  • Some hashtags are currently banned, which means if you use one in your hashtag set, your image will not appear to your followers. There is a list here, most are what you’d guess, the one surprise that might be used by an adventurer is #dogsofinstagram.  
Left:  the #dogsofinstagram hashtag is hidden.  Middle:  @rei account, #forceofnature hashtag & Instagram-suggested Related hashtags - which are all weather related. You have to know that @rei has given #forceofnature another meaning.  Right:  @rei asking to repost my photo, picked up because of the #forceofnature hashtag (not that they actually did repost it). 

Left: the #dogsofinstagram hashtag is hidden. Middle: @rei account, #forceofnature hashtag & Instagram-suggested Related hashtags - which are all weather related. You have to know that @rei has given #forceofnature another meaning. Right: @rei asking to repost my photo, picked up because of the #forceofnature hashtag (not that they actually did repost it). 


  • Follow people yourself, starting with your Contacts and your Facebook friends (made available to you by Instagram you link your accounts). 
  • Follow adventurers you admire. Then look at who they follow. You can click on anyone’s account and see who they follow, and who follows them.   
  • Promote your Instagram handle on all your other social media platforms, and on your website. 
  • Post great photos - engaging and eye-catching.
  • Post consistently.
  • Use captions and hashtags generously and purposefully.
  • Be social on the platform - like and comment on other people’s posts, browse the adventure and outdoor hashtags. 
  • For many more tips on building your following - from totally legit to totally illegal, see this post [due later this week].


All the major website platforms (like Wordpress and Squarespace) have ways for you to embed your Instagram feed into your website. That can be a great way to have up-to-date images showing on your site, even if you aren’t updating the core content regularly. [Why you need your own website.]

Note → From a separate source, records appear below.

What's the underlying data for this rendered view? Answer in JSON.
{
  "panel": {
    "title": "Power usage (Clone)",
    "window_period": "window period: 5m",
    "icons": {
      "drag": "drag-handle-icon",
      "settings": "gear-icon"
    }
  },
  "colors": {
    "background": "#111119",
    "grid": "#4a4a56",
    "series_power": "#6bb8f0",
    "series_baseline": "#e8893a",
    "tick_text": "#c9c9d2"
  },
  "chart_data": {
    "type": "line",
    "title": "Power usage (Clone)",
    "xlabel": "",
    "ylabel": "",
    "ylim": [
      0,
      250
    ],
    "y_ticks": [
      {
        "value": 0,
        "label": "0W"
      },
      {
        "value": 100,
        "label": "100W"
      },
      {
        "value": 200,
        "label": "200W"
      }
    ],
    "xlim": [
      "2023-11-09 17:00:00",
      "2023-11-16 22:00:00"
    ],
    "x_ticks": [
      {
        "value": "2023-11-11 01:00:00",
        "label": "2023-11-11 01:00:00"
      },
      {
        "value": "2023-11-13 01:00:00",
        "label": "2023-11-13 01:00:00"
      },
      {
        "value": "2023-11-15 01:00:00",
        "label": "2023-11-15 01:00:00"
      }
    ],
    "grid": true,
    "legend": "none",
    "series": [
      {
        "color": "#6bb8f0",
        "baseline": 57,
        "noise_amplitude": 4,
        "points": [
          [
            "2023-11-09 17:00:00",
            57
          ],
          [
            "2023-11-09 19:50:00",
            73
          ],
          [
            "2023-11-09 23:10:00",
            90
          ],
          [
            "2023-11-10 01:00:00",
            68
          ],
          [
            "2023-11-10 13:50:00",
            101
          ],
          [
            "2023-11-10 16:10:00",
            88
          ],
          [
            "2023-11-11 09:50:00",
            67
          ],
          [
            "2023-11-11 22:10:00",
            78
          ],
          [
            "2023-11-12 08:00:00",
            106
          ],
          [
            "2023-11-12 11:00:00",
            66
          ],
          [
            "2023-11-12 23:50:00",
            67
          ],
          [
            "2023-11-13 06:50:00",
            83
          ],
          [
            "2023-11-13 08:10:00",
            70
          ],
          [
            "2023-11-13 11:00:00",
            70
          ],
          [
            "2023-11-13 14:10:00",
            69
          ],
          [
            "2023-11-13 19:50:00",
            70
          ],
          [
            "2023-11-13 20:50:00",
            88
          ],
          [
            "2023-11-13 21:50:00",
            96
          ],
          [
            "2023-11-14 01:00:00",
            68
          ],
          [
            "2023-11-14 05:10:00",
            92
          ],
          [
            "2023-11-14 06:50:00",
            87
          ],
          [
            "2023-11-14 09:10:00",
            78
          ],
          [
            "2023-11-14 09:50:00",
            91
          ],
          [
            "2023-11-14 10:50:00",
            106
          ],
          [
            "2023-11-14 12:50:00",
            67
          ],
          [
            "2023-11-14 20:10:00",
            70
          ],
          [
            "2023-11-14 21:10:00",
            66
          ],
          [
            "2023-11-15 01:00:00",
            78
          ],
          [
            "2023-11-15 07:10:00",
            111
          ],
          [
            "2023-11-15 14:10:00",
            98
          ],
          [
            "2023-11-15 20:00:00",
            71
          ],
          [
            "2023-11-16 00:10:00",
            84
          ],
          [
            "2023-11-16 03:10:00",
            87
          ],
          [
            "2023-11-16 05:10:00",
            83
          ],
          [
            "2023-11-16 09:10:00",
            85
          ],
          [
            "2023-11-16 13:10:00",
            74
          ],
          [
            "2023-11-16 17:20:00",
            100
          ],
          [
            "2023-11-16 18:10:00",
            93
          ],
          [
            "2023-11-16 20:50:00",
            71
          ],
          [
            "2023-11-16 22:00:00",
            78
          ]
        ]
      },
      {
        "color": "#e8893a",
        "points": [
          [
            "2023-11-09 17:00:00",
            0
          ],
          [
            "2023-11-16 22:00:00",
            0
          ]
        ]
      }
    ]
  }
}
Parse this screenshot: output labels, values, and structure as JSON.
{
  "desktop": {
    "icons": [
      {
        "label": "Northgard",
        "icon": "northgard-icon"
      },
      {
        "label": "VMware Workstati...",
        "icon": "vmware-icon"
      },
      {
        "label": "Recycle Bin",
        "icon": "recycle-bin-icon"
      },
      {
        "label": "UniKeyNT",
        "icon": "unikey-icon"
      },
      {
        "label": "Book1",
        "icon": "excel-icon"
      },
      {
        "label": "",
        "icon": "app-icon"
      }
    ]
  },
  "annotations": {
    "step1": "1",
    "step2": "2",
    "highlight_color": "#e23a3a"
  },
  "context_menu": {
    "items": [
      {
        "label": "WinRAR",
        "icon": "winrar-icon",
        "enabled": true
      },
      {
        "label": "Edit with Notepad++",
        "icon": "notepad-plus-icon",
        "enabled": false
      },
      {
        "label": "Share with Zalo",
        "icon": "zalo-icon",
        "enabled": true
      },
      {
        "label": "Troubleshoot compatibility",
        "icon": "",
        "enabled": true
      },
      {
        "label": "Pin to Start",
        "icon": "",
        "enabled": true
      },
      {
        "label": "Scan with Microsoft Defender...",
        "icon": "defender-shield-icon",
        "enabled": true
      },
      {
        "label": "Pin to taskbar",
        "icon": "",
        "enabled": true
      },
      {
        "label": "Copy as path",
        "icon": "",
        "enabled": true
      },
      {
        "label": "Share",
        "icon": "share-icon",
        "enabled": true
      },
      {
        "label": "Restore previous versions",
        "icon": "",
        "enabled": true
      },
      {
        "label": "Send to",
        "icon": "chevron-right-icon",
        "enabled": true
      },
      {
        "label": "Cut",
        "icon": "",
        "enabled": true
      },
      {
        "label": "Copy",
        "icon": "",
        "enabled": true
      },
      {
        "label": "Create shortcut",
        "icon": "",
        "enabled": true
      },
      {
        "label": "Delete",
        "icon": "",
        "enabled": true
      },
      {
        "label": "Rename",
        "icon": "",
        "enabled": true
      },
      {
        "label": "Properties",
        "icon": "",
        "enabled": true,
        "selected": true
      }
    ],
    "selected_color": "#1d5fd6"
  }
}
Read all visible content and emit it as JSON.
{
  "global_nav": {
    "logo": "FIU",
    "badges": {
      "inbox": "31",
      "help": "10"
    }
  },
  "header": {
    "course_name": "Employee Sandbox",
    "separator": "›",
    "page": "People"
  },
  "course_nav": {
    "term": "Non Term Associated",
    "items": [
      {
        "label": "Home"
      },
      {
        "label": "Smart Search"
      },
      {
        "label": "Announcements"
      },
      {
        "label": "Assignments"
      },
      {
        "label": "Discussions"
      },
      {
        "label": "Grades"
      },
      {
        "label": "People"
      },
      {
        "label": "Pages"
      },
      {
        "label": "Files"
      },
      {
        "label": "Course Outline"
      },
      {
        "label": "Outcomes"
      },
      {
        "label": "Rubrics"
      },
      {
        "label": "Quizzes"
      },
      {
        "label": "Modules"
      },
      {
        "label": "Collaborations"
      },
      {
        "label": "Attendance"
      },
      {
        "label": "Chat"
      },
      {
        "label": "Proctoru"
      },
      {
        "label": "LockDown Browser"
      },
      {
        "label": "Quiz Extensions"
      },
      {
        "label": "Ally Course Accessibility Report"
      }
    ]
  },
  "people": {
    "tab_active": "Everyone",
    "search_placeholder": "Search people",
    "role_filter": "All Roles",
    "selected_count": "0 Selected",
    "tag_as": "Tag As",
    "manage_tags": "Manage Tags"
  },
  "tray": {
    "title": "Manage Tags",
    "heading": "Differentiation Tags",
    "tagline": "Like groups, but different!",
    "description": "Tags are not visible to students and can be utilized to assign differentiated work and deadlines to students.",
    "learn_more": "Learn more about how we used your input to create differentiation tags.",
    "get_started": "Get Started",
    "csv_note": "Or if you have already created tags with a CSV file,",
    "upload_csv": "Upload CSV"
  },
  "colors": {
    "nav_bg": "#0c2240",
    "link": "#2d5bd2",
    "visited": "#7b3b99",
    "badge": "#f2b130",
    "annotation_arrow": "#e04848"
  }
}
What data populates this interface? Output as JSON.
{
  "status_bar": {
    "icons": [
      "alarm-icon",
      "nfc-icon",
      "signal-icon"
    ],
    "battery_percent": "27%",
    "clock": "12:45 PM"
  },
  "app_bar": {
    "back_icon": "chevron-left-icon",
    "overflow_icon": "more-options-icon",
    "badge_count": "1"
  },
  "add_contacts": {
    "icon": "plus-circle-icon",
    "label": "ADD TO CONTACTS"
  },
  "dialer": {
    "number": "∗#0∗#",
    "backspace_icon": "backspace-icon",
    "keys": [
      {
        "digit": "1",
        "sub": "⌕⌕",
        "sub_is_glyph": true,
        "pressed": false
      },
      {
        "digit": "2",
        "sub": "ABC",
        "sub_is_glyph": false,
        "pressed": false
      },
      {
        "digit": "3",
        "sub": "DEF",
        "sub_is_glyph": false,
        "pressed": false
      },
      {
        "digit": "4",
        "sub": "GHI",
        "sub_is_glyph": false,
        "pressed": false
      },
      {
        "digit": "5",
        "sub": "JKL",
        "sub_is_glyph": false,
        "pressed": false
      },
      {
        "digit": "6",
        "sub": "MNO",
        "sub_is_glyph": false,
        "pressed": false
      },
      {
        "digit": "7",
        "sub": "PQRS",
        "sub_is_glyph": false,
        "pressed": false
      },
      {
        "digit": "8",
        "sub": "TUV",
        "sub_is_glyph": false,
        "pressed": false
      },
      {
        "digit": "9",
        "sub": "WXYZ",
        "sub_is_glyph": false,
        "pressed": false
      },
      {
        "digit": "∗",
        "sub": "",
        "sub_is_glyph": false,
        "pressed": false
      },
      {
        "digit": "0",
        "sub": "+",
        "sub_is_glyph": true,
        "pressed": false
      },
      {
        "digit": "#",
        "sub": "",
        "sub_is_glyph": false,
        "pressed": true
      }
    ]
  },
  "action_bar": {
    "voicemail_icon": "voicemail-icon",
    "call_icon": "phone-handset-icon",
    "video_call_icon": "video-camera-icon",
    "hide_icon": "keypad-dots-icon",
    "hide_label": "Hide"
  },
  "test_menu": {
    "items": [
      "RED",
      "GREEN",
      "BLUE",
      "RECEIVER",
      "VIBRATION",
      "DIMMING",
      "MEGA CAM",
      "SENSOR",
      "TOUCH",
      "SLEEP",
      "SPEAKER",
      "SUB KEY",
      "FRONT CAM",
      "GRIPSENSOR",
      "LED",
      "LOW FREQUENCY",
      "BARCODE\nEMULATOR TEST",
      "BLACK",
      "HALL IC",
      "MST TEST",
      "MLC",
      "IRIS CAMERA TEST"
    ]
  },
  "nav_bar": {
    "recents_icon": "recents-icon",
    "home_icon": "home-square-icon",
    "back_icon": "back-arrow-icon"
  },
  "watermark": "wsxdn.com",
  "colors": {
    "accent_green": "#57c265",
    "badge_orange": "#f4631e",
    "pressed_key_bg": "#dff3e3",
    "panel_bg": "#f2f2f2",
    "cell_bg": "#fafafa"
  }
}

Cathy O'Dowd Instagram @CathyODowd
  • For @CathyODowd, I work on one photo (almost) every day, taken that same day. They are mostly active outdoor adventures, with a few insights into my motivational speaker work, the occasional post to promote my websites, and when short of other ideas, guest appearances by my fluffy cat (who is too black to be very photogenic). So the theme becomes outdoor adventure + my life in real time (the bits I’m prepared to share). 
  • I don’t pay close attention to my ‘look’ - I crop the photos based on what looks good for the image, rather than worrying about my grid. However, I almost always give the photo a touch of Lux (the filter at the top of the screen, with the sun/shade symbol) and perhaps a hint of Amaro (to lighten the centre) and then moving on to the Edit menu, a touch of Vignette (to darken the edge for a subtle framing effect). 
  • I generally use all 30 hashtags, normally five in the caption and the rest in a comment below.  I have sets in my Notes app for climbing, for ski touring, for being with an all-girls group, for hiking, for the Pyrenees, for speaking. All the kinds of photos I know I post regularly. 
  • I have used my account sporadically since April 2014. At the end of 2016 I had 575 followers and followed about 500. I got 25 to 65 likes per photo, depending on the theme. I generally used 4 to 6 hashtags. 
  • Through 2017 I have tried to post (almost) daily, do hashtag research and use all 30 hashtags. As of mid-August 2017, I follow 536 people and now have 1036 followers. My posts get 80 to 120 likes. I pick up one or two new followers a day (I don’t do the follow/unfollow thing or any of the other techniques to build / game follower numbers.).